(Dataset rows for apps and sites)
BEGIN
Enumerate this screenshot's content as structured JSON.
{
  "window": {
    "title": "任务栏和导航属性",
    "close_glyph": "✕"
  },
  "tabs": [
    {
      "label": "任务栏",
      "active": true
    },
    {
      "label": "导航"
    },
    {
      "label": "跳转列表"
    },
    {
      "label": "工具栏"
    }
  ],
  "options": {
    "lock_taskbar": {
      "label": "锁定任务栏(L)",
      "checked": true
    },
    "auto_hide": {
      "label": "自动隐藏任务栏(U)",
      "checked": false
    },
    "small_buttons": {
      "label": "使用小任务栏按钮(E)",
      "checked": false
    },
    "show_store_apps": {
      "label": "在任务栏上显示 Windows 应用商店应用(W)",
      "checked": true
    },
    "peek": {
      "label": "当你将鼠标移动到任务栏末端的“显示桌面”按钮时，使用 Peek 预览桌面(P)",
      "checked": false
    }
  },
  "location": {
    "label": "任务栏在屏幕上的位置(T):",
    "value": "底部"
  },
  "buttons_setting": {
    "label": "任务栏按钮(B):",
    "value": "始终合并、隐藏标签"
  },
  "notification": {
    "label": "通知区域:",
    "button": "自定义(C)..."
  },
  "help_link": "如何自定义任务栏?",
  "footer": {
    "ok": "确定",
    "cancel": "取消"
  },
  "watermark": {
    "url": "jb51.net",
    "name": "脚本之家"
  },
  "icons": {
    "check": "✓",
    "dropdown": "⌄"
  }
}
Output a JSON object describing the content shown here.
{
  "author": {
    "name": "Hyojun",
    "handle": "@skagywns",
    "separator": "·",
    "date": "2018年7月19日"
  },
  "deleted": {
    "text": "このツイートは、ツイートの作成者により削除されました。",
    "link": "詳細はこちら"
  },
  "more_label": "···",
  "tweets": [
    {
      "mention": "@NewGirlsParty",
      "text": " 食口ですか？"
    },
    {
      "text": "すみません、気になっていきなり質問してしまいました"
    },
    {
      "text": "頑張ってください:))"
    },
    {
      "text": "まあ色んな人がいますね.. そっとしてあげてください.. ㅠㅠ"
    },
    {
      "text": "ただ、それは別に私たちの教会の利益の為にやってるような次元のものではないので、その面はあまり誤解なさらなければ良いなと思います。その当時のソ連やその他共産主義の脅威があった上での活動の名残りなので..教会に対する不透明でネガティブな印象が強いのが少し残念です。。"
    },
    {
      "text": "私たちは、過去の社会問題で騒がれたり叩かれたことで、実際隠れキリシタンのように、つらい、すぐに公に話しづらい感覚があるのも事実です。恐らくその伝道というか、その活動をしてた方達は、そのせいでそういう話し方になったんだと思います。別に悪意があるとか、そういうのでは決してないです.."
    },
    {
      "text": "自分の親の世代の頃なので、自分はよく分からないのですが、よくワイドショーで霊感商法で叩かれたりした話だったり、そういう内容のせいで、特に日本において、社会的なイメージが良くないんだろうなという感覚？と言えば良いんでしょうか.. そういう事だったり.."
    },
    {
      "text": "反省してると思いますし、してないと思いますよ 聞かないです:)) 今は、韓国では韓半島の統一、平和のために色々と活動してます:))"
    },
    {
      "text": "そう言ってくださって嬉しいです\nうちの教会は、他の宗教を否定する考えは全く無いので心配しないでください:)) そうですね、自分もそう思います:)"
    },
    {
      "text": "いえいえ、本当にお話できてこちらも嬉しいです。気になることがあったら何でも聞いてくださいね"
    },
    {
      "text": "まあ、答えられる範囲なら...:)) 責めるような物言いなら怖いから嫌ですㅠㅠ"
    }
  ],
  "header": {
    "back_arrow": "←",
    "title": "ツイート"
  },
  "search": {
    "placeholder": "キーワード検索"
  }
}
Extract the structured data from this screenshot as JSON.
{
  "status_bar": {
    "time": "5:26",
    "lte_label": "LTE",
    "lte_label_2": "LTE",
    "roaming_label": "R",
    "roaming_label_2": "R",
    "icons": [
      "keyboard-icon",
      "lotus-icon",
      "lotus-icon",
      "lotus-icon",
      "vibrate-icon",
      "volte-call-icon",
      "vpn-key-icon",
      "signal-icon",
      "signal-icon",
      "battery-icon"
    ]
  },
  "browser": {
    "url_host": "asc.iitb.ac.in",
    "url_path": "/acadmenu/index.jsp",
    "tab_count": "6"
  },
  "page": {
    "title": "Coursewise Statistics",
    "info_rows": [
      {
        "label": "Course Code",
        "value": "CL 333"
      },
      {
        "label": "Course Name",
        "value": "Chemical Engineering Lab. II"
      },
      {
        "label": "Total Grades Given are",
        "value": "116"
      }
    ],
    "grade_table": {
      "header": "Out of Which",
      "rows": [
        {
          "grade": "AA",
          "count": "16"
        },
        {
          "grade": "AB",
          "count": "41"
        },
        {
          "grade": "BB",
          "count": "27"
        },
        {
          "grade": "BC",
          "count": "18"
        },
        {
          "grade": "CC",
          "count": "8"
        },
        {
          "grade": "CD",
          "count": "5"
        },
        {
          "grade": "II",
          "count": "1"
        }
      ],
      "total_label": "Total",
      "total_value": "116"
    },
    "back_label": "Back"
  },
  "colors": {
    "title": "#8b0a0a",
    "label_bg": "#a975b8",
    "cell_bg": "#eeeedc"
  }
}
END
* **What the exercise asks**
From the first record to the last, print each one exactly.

* **Exercise answer**
Enumerate this screenshot's content as structured JSON.
{
  "window": {
    "title": "任务栏和导航属性",
    "close_glyph": "✕"
  },
  "tabs": [
    {
      "label": "任务栏",
      "active": true
    },
    {
      "label": "导航"
    },
    {
      "label": "跳转列表"
    },
    {
      "label": "工具栏"
    }
  ],
  "options": {
    "lock_taskbar": {
      "label": "锁定任务栏(L)",
      "checked": true
    },
    "auto_hide": {
      "label": "自动隐藏任务栏(U)",
      "checked": false
    },
    "small_buttons": {
      "label": "使用小任务栏按钮(E)",
      "checked": false
    },
    "show_store_apps": {
      "label": "在任务栏上显示 Windows 应用商店应用(W)",
      "checked": true
    },
    "peek": {
      "label": "当你将鼠标移动到任务栏末端的“显示桌面”按钮时，使用 Peek 预览桌面(P)",
      "checked": false
    }
  },
  "location": {
    "label": "任务栏在屏幕上的位置(T):",
    "value": "底部"
  },
  "buttons_setting": {
    "label": "任务栏按钮(B):",
    "value": "始终合并、隐藏标签"
  },
  "notification": {
    "label": "通知区域:",
    "button": "自定义(C)..."
  },
  "help_link": "如何自定义任务栏?",
  "footer": {
    "ok": "确定",
    "cancel": "取消"
  },
  "watermark": {
    "url": "jb51.net",
    "name": "脚本之家"
  },
  "icons": {
    "check": "✓",
    "dropdown": "⌄"
  }
}
Output a JSON object describing the content shown here.
{
  "author": {
    "name": "Hyojun",
    "handle": "@skagywns",
    "separator": "·",
    "date": "2018年7月19日"
  },
  "deleted": {
    "text": "このツイートは、ツイートの作成者により削除されました。",
    "link": "詳細はこちら"
  },
  "more_label": "···",
  "tweets": [
    {
      "mention": "@NewGirlsParty",
      "text": " 食口ですか？"
    },
    {
      "text": "すみません、気になっていきなり質問してしまいました"
    },
    {
      "text": "頑張ってください:))"
    },
    {
      "text": "まあ色んな人がいますね.. そっとしてあげてください.. ㅠㅠ"
    },
    {
      "text": "ただ、それは別に私たちの教会の利益の為にやってるような次元のものではないので、その面はあまり誤解なさらなければ良いなと思います。その当時のソ連やその他共産主義の脅威があった上での活動の名残りなので..教会に対する不透明でネガティブな印象が強いのが少し残念です。。"
    },
    {
      "text": "私たちは、過去の社会問題で騒がれたり叩かれたことで、実際隠れキリシタンのように、つらい、すぐに公に話しづらい感覚があるのも事実です。恐らくその伝道というか、その活動をしてた方達は、そのせいでそういう話し方になったんだと思います。別に悪意があるとか、そういうのでは決してないです.."
    },
    {
      "text": "自分の親の世代の頃なので、自分はよく分からないのですが、よくワイドショーで霊感商法で叩かれたりした話だったり、そういう内容のせいで、特に日本において、社会的なイメージが良くないんだろうなという感覚？と言えば良いんでしょうか.. そういう事だったり.."
    },
    {
      "text": "反省してると思いますし、してないと思いますよ 聞かないです:)) 今は、韓国では韓半島の統一、平和のために色々と活動してます:))"
    },
    {
      "text": "そう言ってくださって嬉しいです\nうちの教会は、他の宗教を否定する考えは全く無いので心配しないでください:)) そうですね、自分もそう思います:)"
    },
    {
      "text": "いえいえ、本当にお話できてこちらも嬉しいです。気になることがあったら何でも聞いてくださいね"
    },
    {
      "text": "まあ、答えられる範囲なら...:)) 責めるような物言いなら怖いから嫌ですㅠㅠ"
    }
  ],
  "header": {
    "back_arrow": "←",
    "title": "ツイート"
  },
  "search": {
    "placeholder": "キーワード検索"
  }
}
Extract the structured data from this screenshot as JSON.
{
  "status_bar": {
    "time": "5:26",
    "lte_label": "LTE",
    "lte_label_2": "LTE",
    "roaming_label": "R",
    "roaming_label_2": "R",
    "icons": [
      "keyboard-icon",
      "lotus-icon",
      "lotus-icon",
      "lotus-icon",
      "vibrate-icon",
      "volte-call-icon",
      "vpn-key-icon",
      "signal-icon",
      "signal-icon",
      "battery-icon"
    ]
  },
  "browser": {
    "url_host": "asc.iitb.ac.in",
    "url_path": "/acadmenu/index.jsp",
    "tab_count": "6"
  },
  "page": {
    "title": "Coursewise Statistics",
    "info_rows": [
      {
        "label": "Course Code",
        "value": "CL 333"
      },
      {
        "label": "Course Name",
        "value": "Chemical Engineering Lab. II"
      },
      {
        "label": "Total Grades Given are",
        "value": "116"
      }
    ],
    "grade_table": {
      "header": "Out of Which",
      "rows": [
        {
          "grade": "AA",
          "count": "16"
        },
        {
          "grade": "AB",
          "count": "41"
        },
        {
          "grade": "BB",
          "count": "27"
        },
        {
          "grade": "BC",
          "count": "18"
        },
        {
          "grade": "CC",
          "count": "8"
        },
        {
          "grade": "CD",
          "count": "5"
        },
        {
          "grade": "II",
          "count": "1"
        }
      ],
      "total_label": "Total",
      "total_value": "116"
    },
    "back_label": "Back"
  },
  "colors": {
    "title": "#8b0a0a",
    "label_bg": "#a975b8",
    "cell_bg": "#eeeedc"
  }
}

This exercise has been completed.